Exercise:
Your copy begins at the line with "Transcribe this image's" and runs through the end of the data below. Set down only those lines exactly, without pictures.
Extracted material START
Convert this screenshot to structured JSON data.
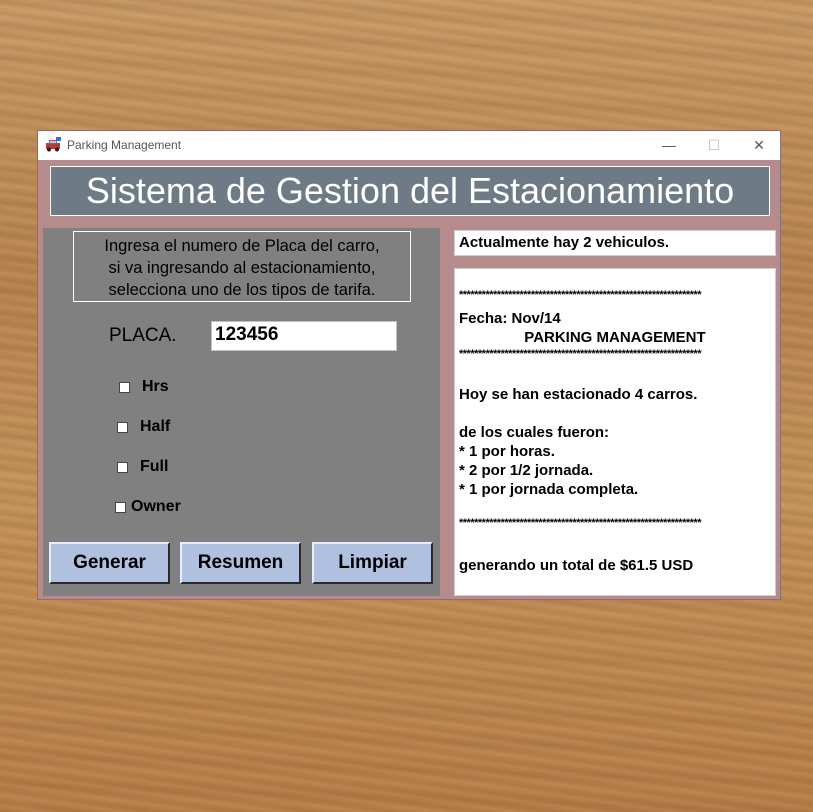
{
  "window": {
    "title": "Parking Management",
    "controls": {
      "minimize": "—",
      "maximize": "☐",
      "close": "✕"
    }
  },
  "banner": {
    "title": "Sistema de Gestion del Estacionamiento"
  },
  "form": {
    "instructions": "Ingresa el numero de Placa del carro,\nsi  va ingresando  al estacionamiento,\nselecciona  uno de los  tipos de tarifa.",
    "plate_label": "PLACA.",
    "plate_value": "123456",
    "options": {
      "hrs": "Hrs",
      "half": "Half",
      "full": "Full",
      "owner": "Owner"
    }
  },
  "buttons": {
    "generar": "Generar",
    "resumen": "Resumen",
    "limpiar": "Limpiar"
  },
  "status": {
    "text": "Actualmente hay 2 vehiculos."
  },
  "summary": {
    "stars": "****************************************************************",
    "fecha": "Fecha: Nov/14",
    "heading": "PARKING MANAGEMENT",
    "parked": "Hoy se han estacionado 4 carros.",
    "of_which": "de los cuales fueron:",
    "hours": "* 1 por horas.",
    "half": "* 2 por 1/2 jornada.",
    "full": "* 1 por jornada completa.",
    "total": "generando un total de $61.5 USD"
  },
  "icons": {
    "app": "car-icon"
  }
}
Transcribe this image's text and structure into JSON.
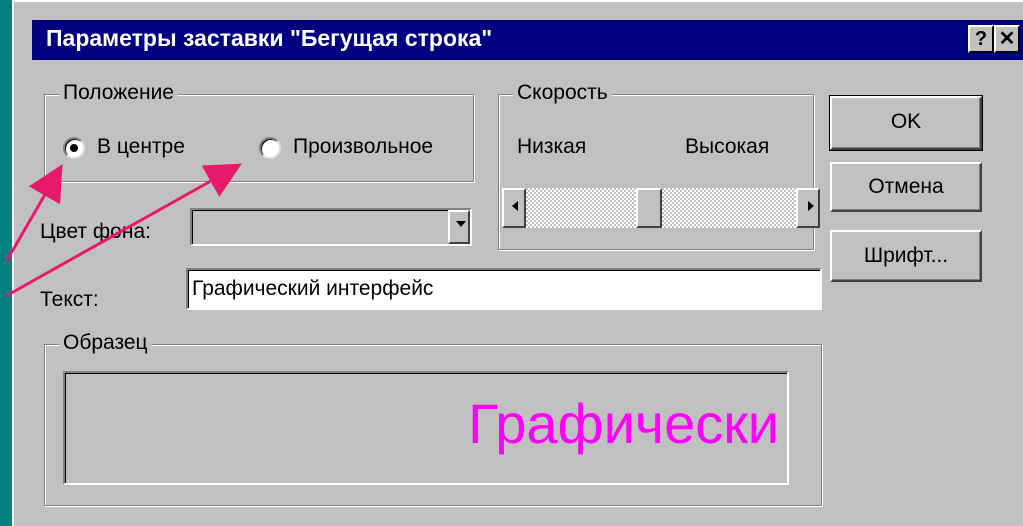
{
  "window": {
    "title": "Параметры заставки \"Бегущая строка\"",
    "help_glyph": "?",
    "close_glyph": "✕"
  },
  "position_group": {
    "legend": "Положение",
    "options": [
      {
        "label": "В центре",
        "selected": true
      },
      {
        "label": "Произвольное",
        "selected": false
      }
    ]
  },
  "speed_group": {
    "legend": "Скорость",
    "low_label": "Низкая",
    "high_label": "Высокая",
    "slider_level": 0.45
  },
  "background_color": {
    "label": "Цвет фона:",
    "value": ""
  },
  "text_field": {
    "label": "Текст:",
    "value": "Графический интерфейс"
  },
  "sample_group": {
    "legend": "Образец",
    "preview_text": "Графически",
    "preview_color": "#ff00ff"
  },
  "buttons": {
    "ok": "OK",
    "cancel": "Отмена",
    "font": "Шрифт..."
  },
  "colors": {
    "desktop": "#008080",
    "titlebar": "#000080",
    "dialog": "#c0c0c0",
    "arrow": "#e8186c"
  }
}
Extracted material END
Response area:
Transcribe this image's text and structure into JSON.
{
  "window": {
    "title": "Параметры заставки \"Бегущая строка\"",
    "help_glyph": "?",
    "close_glyph": "✕"
  },
  "position_group": {
    "legend": "Положение",
    "options": [
      {
        "label": "В центре",
        "selected": true
      },
      {
        "label": "Произвольное",
        "selected": false
      }
    ]
  },
  "speed_group": {
    "legend": "Скорость",
    "low_label": "Низкая",
    "high_label": "Высокая",
    "slider_level": 0.45
  },
  "background_color": {
    "label": "Цвет фона:",
    "value": ""
  },
  "text_field": {
    "label": "Текст:",
    "value": "Графический интерфейс"
  },
  "sample_group": {
    "legend": "Образец",
    "preview_text": "Графически",
    "preview_color": "#ff00ff"
  },
  "buttons": {
    "ok": "OK",
    "cancel": "Отмена",
    "font": "Шрифт..."
  },
  "colors": {
    "desktop": "#008080",
    "titlebar": "#000080",
    "dialog": "#c0c0c0",
    "arrow": "#e8186c"
  }
}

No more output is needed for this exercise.